(Material for the task)
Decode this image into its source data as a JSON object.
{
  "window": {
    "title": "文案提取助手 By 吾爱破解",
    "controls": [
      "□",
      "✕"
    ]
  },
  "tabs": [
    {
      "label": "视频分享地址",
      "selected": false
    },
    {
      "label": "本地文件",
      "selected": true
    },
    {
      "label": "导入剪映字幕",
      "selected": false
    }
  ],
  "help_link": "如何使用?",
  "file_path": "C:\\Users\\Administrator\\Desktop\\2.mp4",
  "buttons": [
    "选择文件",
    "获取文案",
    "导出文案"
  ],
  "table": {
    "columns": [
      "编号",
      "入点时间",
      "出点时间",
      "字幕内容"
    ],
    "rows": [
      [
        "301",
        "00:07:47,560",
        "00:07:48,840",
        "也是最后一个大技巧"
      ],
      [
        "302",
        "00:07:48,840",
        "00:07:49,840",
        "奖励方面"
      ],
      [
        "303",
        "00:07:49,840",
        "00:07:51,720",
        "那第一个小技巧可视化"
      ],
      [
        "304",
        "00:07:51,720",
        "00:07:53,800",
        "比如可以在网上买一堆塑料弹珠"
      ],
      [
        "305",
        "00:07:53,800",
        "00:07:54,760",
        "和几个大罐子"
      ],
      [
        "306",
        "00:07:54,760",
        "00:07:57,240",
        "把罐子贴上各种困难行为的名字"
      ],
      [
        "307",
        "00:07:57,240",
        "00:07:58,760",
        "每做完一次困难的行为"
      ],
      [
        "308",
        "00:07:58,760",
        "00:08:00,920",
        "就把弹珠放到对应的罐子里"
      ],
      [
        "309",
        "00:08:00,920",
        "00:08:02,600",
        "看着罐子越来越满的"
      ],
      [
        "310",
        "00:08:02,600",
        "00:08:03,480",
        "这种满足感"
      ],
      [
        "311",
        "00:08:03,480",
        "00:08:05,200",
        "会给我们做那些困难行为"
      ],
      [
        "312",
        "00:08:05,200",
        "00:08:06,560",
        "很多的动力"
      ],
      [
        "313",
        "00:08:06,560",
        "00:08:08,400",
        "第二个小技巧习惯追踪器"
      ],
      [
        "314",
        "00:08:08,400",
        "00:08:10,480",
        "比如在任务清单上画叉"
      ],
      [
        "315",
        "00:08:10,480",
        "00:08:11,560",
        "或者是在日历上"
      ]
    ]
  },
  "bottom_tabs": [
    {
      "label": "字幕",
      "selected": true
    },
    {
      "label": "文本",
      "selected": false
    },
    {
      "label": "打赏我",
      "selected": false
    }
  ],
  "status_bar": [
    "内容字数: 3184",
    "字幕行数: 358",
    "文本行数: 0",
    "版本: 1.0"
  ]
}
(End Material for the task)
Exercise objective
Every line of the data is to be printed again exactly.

Solution to this exercise
Decode this image into its source data as a JSON object.
{
  "window": {
    "title": "文案提取助手 By 吾爱破解",
    "controls": [
      "□",
      "✕"
    ]
  },
  "tabs": [
    {
      "label": "视频分享地址",
      "selected": false
    },
    {
      "label": "本地文件",
      "selected": true
    },
    {
      "label": "导入剪映字幕",
      "selected": false
    }
  ],
  "help_link": "如何使用?",
  "file_path": "C:\\Users\\Administrator\\Desktop\\2.mp4",
  "buttons": [
    "选择文件",
    "获取文案",
    "导出文案"
  ],
  "table": {
    "columns": [
      "编号",
      "入点时间",
      "出点时间",
      "字幕内容"
    ],
    "rows": [
      [
        "301",
        "00:07:47,560",
        "00:07:48,840",
        "也是最后一个大技巧"
      ],
      [
        "302",
        "00:07:48,840",
        "00:07:49,840",
        "奖励方面"
      ],
      [
        "303",
        "00:07:49,840",
        "00:07:51,720",
        "那第一个小技巧可视化"
      ],
      [
        "304",
        "00:07:51,720",
        "00:07:53,800",
        "比如可以在网上买一堆塑料弹珠"
      ],
      [
        "305",
        "00:07:53,800",
        "00:07:54,760",
        "和几个大罐子"
      ],
      [
        "306",
        "00:07:54,760",
        "00:07:57,240",
        "把罐子贴上各种困难行为的名字"
      ],
      [
        "307",
        "00:07:57,240",
        "00:07:58,760",
        "每做完一次困难的行为"
      ],
      [
        "308",
        "00:07:58,760",
        "00:08:00,920",
        "就把弹珠放到对应的罐子里"
      ],
      [
        "309",
        "00:08:00,920",
        "00:08:02,600",
        "看着罐子越来越满的"
      ],
      [
        "310",
        "00:08:02,600",
        "00:08:03,480",
        "这种满足感"
      ],
      [
        "311",
        "00:08:03,480",
        "00:08:05,200",
        "会给我们做那些困难行为"
      ],
      [
        "312",
        "00:08:05,200",
        "00:08:06,560",
        "很多的动力"
      ],
      [
        "313",
        "00:08:06,560",
        "00:08:08,400",
        "第二个小技巧习惯追踪器"
      ],
      [
        "314",
        "00:08:08,400",
        "00:08:10,480",
        "比如在任务清单上画叉"
      ],
      [
        "315",
        "00:08:10,480",
        "00:08:11,560",
        "或者是在日历上"
      ]
    ]
  },
  "bottom_tabs": [
    {
      "label": "字幕",
      "selected": true
    },
    {
      "label": "文本",
      "selected": false
    },
    {
      "label": "打赏我",
      "selected": false
    }
  ],
  "status_bar": [
    "内容字数: 3184",
    "字幕行数: 358",
    "文本行数: 0",
    "版本: 1.0"
  ]
}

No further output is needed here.